Photo Gallery Friday: River Raisin National Battlefield Park, Monroe
Photo Gallery Friday is a regular feature on Travel the Mitten that will help showcase photos from places where a few pictures just aren’t enough to show off everything.
Monroe, Michigan is home to the River Raisin National Battlefield Park, one of only four national battlefields in the country (Richmond and Manassas in Virginia, Kennesaw Mountain in Georgia) and the only national battlefield park that commemorates events from the War of 1812.
This was the site of the greatest loss for American forces during the war, as nearly 400 soldiers were killed during battle and more than 500 soldiers were captured. American forces were victorious in the first battle on January 18th, but were caught by surprise by a return attack days later. After the battle many more were killed in what was referred to as the “River Raisin” massacre, and the rallying cry of “Remember the Raisin” was used throughout the rest of the war. Today, the story of the battles that took place here in January of 1813 are retold through interpretive displays and exhibits. Events are held throughout the year, and the 204th Anniversary Commemoration of the Battles of the River Raisin will be held on January 21st, 2017. That commemoration features a tactical demonstration at the battleground near the ice arena, commemoration ceremonies at park headquarters, a presentation on Indian Treaty Rights at park headquarters, and a series of 1812 Programs at the Monroe County Historical Museum. You can find more information at https://www.nps.gov/rira/planyourvisit/things2do.htm.
We stopped here during our summer 2016 trip around the Lower Peninsula, and learned a great deal about the battles that took place here. There is a short trail that leads past the battlefields, and a number of historical marker plaques provide information on those who fought here and those who lost their lives here. Informational plaques include:

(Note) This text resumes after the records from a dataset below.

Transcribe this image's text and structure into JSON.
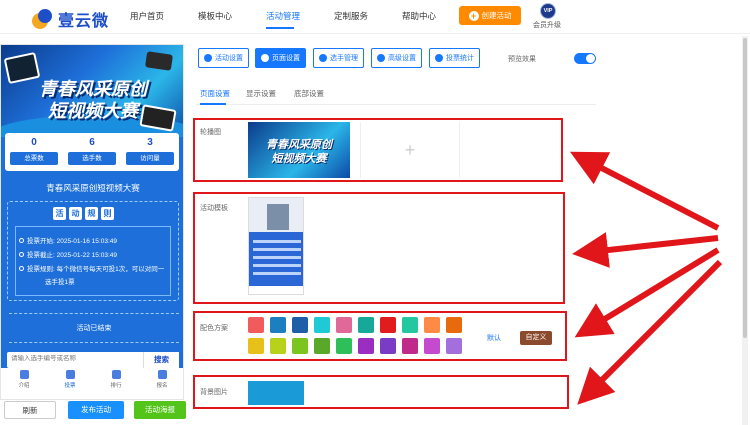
{
  "nav": {
    "logo_text": "壹云微",
    "items": [
      "用户首页",
      "模板中心",
      "活动管理",
      "定制服务",
      "帮助中心"
    ],
    "create_button": "创建活动",
    "vip_badge": "VIP",
    "vip_label": "会员升级"
  },
  "preview": {
    "banner_line1": "青春风采原创",
    "banner_line2": "短视频大赛",
    "stats": [
      {
        "value": "0",
        "label": "总票数"
      },
      {
        "value": "6",
        "label": "选手数"
      },
      {
        "value": "3",
        "label": "访问量"
      }
    ],
    "title": "青春风采原创短视频大赛",
    "rules_heading": [
      "活",
      "动",
      "规",
      "则"
    ],
    "rules": [
      {
        "label": "投票开始:",
        "text": "2025-01-16 15:03:49"
      },
      {
        "label": "投票截止:",
        "text": "2025-01-22 15:03:49"
      },
      {
        "label": "投票规则:",
        "text": "每个微信号每天可投1次，可以对同一"
      },
      {
        "label": "",
        "text": "选手投1票"
      }
    ],
    "ended_text": "活动已结束",
    "search_placeholder": "请输入选手编号或名称",
    "search_button": "搜索",
    "tabs": [
      "介绍",
      "投票",
      "排行",
      "报名"
    ]
  },
  "actions": {
    "refresh": "刷新",
    "publish": "发布活动",
    "poster": "活动海报"
  },
  "toolbar": {
    "buttons": [
      "活动设置",
      "页面设置",
      "选手管理",
      "高级设置",
      "投票统计"
    ],
    "active_index": 1,
    "preview_label": "预览效果",
    "preview_enabled": true
  },
  "subtabs": [
    "页面设置",
    "显示设置",
    "底部设置"
  ],
  "settings": {
    "carousel_label": "轮播图",
    "carousel_line1": "青春风采原创",
    "carousel_line2": "短视频大赛",
    "add_symbol": "+",
    "template_label": "活动模板",
    "color_label": "配色方案",
    "default_label": "默认",
    "custom_label": "自定义",
    "bg_label": "背景图片"
  },
  "colors": {
    "accent": "#1677ff",
    "annotation_red": "#e0161b",
    "swatches_row1": [
      "#f25b5b",
      "#1d7fbf",
      "#1e5fa8",
      "#1fc9d6",
      "#e0699a",
      "#17a89a",
      "#e01c1c",
      "#23c7a0",
      "#ff8a45",
      "#e86a0c"
    ],
    "swatches_row2": [
      "#e8c01a",
      "#b8d11a",
      "#7cc41e",
      "#5aa82a",
      "#2fbf5a",
      "#9b2ec0",
      "#7a3cc4",
      "#c02a8a",
      "#c44ad0",
      "#a36fdc"
    ],
    "background_swatch": "#1a9ad6"
  }
}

“Battles of the River Raisin” – One side here tells of the American victory from the perspective of Capt. John McCalla, while the other recounts the British victory as told by John Richardson.
“Artillery, January 22, 1813″ – Here we learn about the small cannons the British used in their attacks, as well as where and how they were effective.
“Roundhead” – Roundhead was one of two Native American leaders who fought alongside British forces.
“Skirmish Line” – This marker is near the believed skirmish line from the battles, and also notes that nine counties in Kentucky are named after men who fought (and eight who died) here at the River Raisin.
“U.S. 17th Infantry Campsite” – Near here is where American forces were camped on the night of January 22, when they were surprised by British, Canadian, and Native American forces.
“After the Battle” – Describes the efforts of area inhabitants to return to their homes after the war ended, making peace with Native Americans.
The park headquarters building has a number of indoor displays and relics from the War of 1812 era. Other park facilities include picnic areas, plenty of parking, and access to the River Raisin Heritage Trail that connects to Sterling State Park and downtown Monroe. Efforts are ongoing to improve this national battlefield park. For further reading on the subject, check out Invaded on All Sides by Ralph Naveaux, Massacre on the River Raisin: Three Accounts of the Disastrous Michigan Campaign During the War of 1812 by Atherton, Darnell and Cruikshank as well as the National Park Service’s page and http://www.riverraisinbattlefield.org/.